| WASHINGTON, April 12
WASHINGTON, April 12 A senior Chinese official
hit back on Saturday at International Monetary Fund warnings
that China's economy faced the danger of a hard landing due to
poor asset quality, saying the government was taking action to
deal with financial risk.
Chinese Vice Finance Minister Zhu Guangyao said China worked
closely with the IMF but did not agree with all of its analysis.
"In general, we think they are a very professional financial
institution, but some of the methodology used and some
traditional thinking, they also need reform," he told a small
group of Western journalists on the sidelines of the IMF and
World Bank spring meetings in Washington.
"We hope that their analysis and methodology can really
reflect a country's reality," he said. "We said not just to the
IMF, but also to the World Bank, that not one size fits all. If
your policy suggestion is (to be) a valuable suggestion, you
must base it on reality."

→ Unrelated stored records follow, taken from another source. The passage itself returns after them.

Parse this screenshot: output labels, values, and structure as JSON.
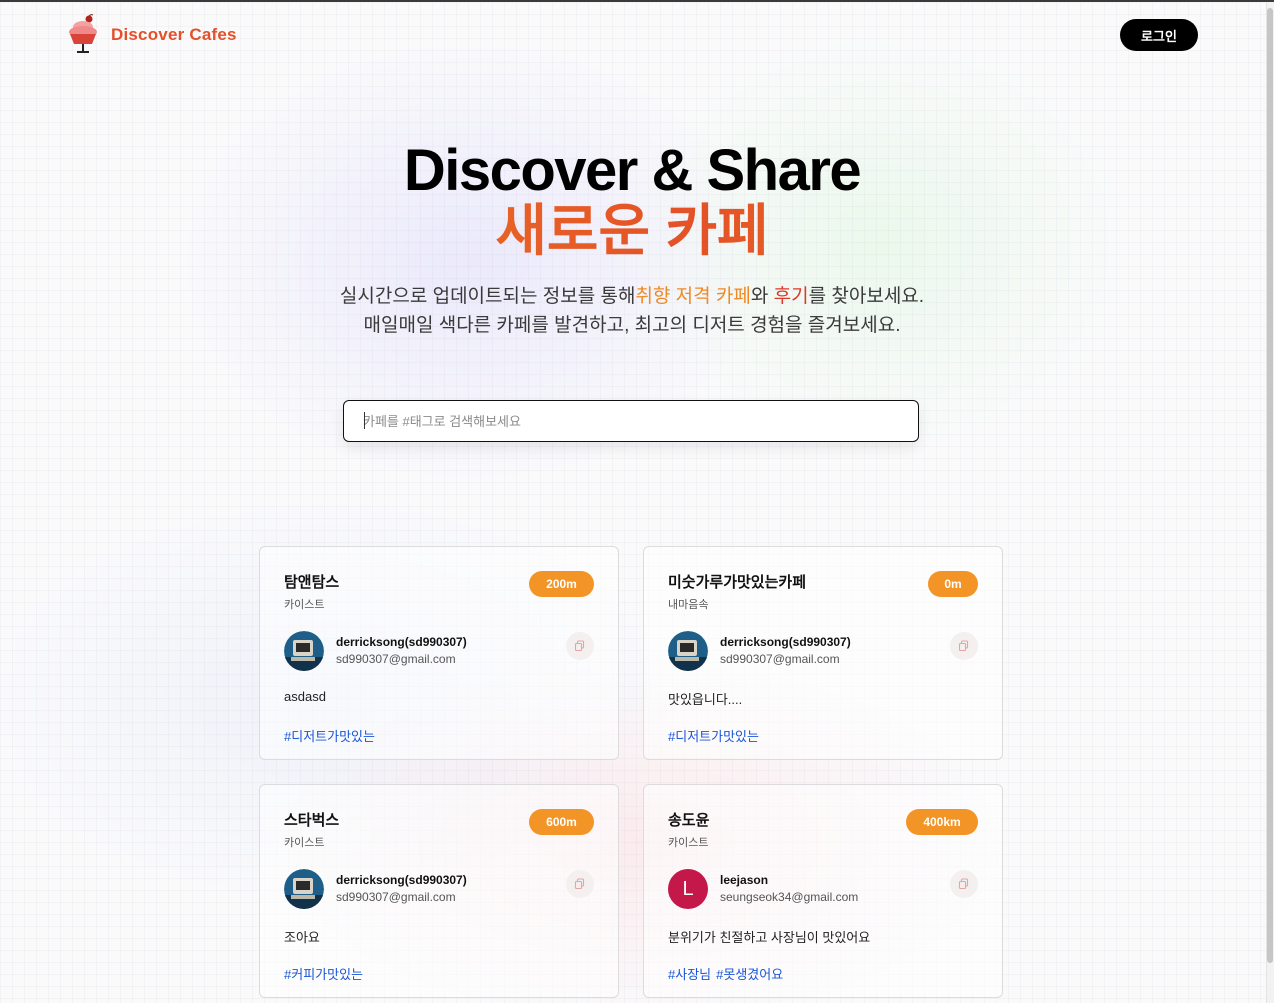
{
  "brand": {
    "name": "Discover Cafes",
    "icon": "cupcake-icon"
  },
  "header": {
    "login_label": "로그인"
  },
  "hero": {
    "title": "Discover & Share",
    "subtitle": "새로운 카페",
    "desc_line1_a": "실시간으로 업데이트되는 정보를 통해",
    "desc_line1_hl1": "취향 저격 카페",
    "desc_line1_b": "와 ",
    "desc_line1_hl2": "후기",
    "desc_line1_c": "를 찾아보세요.",
    "desc_line2": "매일매일 색다른 카페를 발견하고, 최고의 디저트 경험을 즐겨보세요."
  },
  "search": {
    "placeholder": "카페를 #태그로 검색해보세요",
    "value": ""
  },
  "cards": [
    {
      "title": "탐앤탐스",
      "place": "카이스트",
      "distance": "200m",
      "user_name": "derricksong(sd990307)",
      "user_email": "sd990307@gmail.com",
      "avatar": "retro-computer-avatar",
      "review": "asdasd",
      "tags": [
        "#디저트가맛있는"
      ]
    },
    {
      "title": "미숫가루가맛있는카페",
      "place": "내마음속",
      "distance": "0m",
      "user_name": "derricksong(sd990307)",
      "user_email": "sd990307@gmail.com",
      "avatar": "retro-computer-avatar",
      "review": "맛있읍니다....",
      "tags": [
        "#디저트가맛있는"
      ]
    },
    {
      "title": "스타벅스",
      "place": "카이스트",
      "distance": "600m",
      "user_name": "derricksong(sd990307)",
      "user_email": "sd990307@gmail.com",
      "avatar": "retro-computer-avatar",
      "review": "조아요",
      "tags": [
        "#커피가맛있는"
      ]
    },
    {
      "title": "송도윤",
      "place": "카이스트",
      "distance": "400km",
      "user_name": "leejason",
      "user_email": "seungseok34@gmail.com",
      "avatar_letter": "L",
      "review": "분위기가 친절하고 사장님이 맛있어요",
      "tags": [
        "#사장님",
        "#못생겼어요"
      ]
    }
  ],
  "colors": {
    "brand": "#e4502a",
    "badge": "#f39426",
    "tag": "#1a56d6",
    "avatar_letter_bg": "#c4174a",
    "highlight_orange": "#f08a24",
    "highlight_red": "#e0372a"
  }
}
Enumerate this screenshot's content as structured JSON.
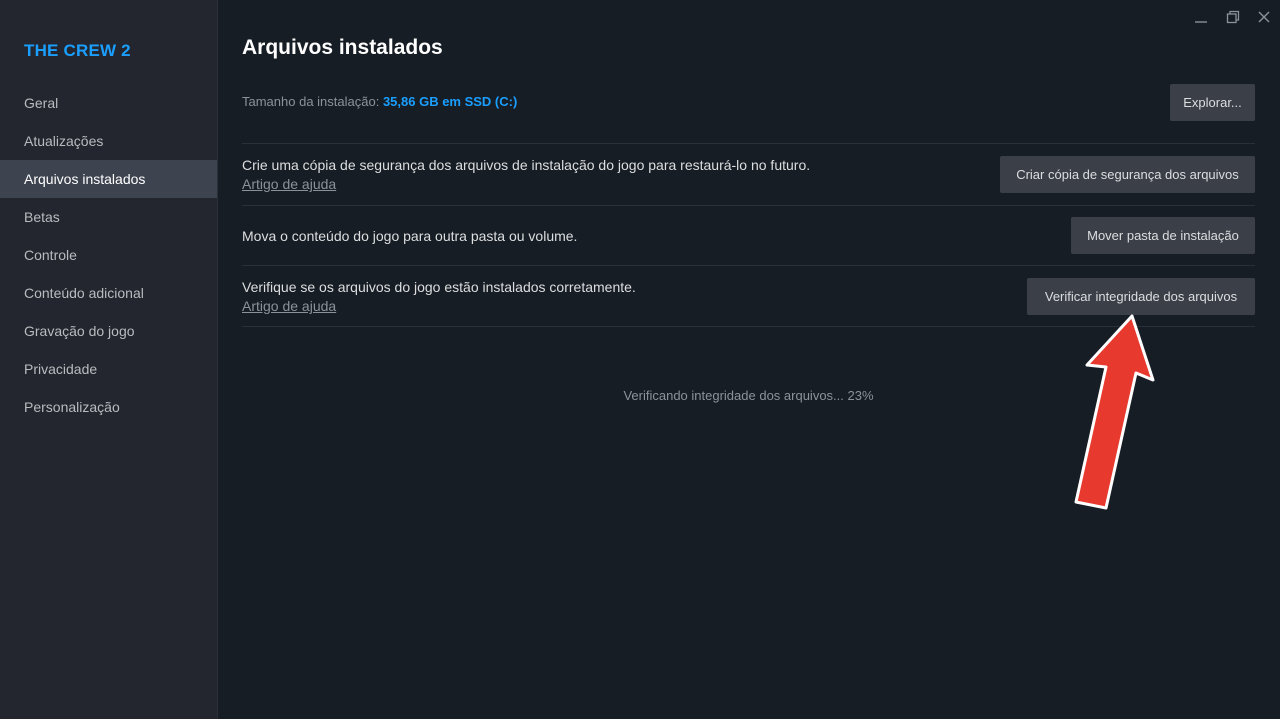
{
  "sidebar": {
    "game_title": "THE CREW 2",
    "items": [
      {
        "label": "Geral"
      },
      {
        "label": "Atualizações"
      },
      {
        "label": "Arquivos instalados"
      },
      {
        "label": "Betas"
      },
      {
        "label": "Controle"
      },
      {
        "label": "Conteúdo adicional"
      },
      {
        "label": "Gravação do jogo"
      },
      {
        "label": "Privacidade"
      },
      {
        "label": "Personalização"
      }
    ],
    "active_index": 2
  },
  "main": {
    "title": "Arquivos instalados",
    "install_size_label": "Tamanho da instalação:",
    "install_size_value": "35,86 GB em SSD (C:)",
    "browse_button": "Explorar...",
    "rows": [
      {
        "text": "Crie uma cópia de segurança dos arquivos de instalação do jogo para restaurá-lo no futuro.",
        "help_link": "Artigo de ajuda",
        "button": "Criar cópia de segurança dos arquivos"
      },
      {
        "text": "Mova o conteúdo do jogo para outra pasta ou volume.",
        "button": "Mover pasta de instalação"
      },
      {
        "text": "Verifique se os arquivos do jogo estão instalados corretamente.",
        "help_link": "Artigo de ajuda",
        "button": "Verificar integridade dos arquivos"
      }
    ],
    "progress_text": "Verificando integridade dos arquivos... 23%",
    "progress_percent": 23
  },
  "window_controls": [
    "minimize-icon",
    "restore-icon",
    "close-icon"
  ],
  "colors": {
    "accent": "#1a9fff",
    "background": "#171d25",
    "sidebar": "#23262e",
    "button": "#3a3f48",
    "arrow": "#e8392e"
  }
}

IMF Managing Director Christine Lagarde warned of the risk
of what she termed a "hard landing" in China, the world's
second-largest economy, and negative repercussions on other
emerging markets in her Global Policy Agenda released at the
start of the meetings in Washington on Thursday.
While her report said the risk was small, it urged China to
rein in risks in its shadow banking system and liberalize its
financial sector to improve the allocation of credit.
Zhu said Chinese President Xi Jinping had publicly
recognized that China faced a challenge over the issue of shadow
"We are beginning to take action, including strengthening
management, monitoring and supervision," he said, adding that he
believed China had handled the situation well, having drawn
lessons from the 2008 collapse of Lehman Brothers.
"Compared with how the U.S. and the Europeans handled Lehman
Brothers and the sovereign debt issue, we think that China is
the most successful - so far!" he said.
'PICTURE IS VERY CLEAR'
Zhu said state-owned investment companies known as
local-government financing vehicles were already nationally
audited to clarify what was government debt and what was
"The picture is very clear," he said. "Now we are facing the
challenge, strengthening the management on the local government
financing vehicle issue."
Zhu echoed other policymakers in describing a recent decline
in the Chinese yuan, or renminbi, against the dollar as a result
of market forces and said it was not a one-way phenomenon.
"We hope that with the change of supply and demand, the
renminbi exchange rate can fluctuate up or down," he said.
The weakening of the yuan prompted worries in Washington
that China's resolve to let market forces guide its currency was
In her report, Lagarde offered a different view. "I took the
recent increase of the band of the renminbi as the move in the
direction of internationalization. I won't characterize it as an
intended depreciation of the currency," she said.
Overall, Lagarde's report urged countries to do more to
Beijing's economy has been slowing, but it has been at pains
to play down market speculation that it might launch a large
stimulus package, saying instead that it would fine-tune
policies to ensure unemployment did not rise.
On Thursday, Yi Gang, a vice governor of the People's Bank
of China, said in Washington that China's government and central
bank should be "very cautious" in implementing any stimulus
programs because they tended to be less efficient than natural
market forces in boosting growth.
Zhu said China had recognized the need to change the speed
of growth and added that a four-trillion-yuan stimulus package
launched in 2008 had worsened the country's environmental
problems, which needed to be dealt with.
He said that after the years of fast growth, key priorities
were to create jobs and improve living conditions. He said the
government was addressing such issues by providing tax relief
for small business and investing in housing and rural railways.
Zhu rejected the views of some analysts who link a
government anti-corruption drive with the economic slowdown.
"We think anti-corruption is a very important job," he said.
It's a fundamental principle for any government that it must be
a clean government. They must serve the people."
(Reporting by David Brunnstrom; Editing by Paul Simao)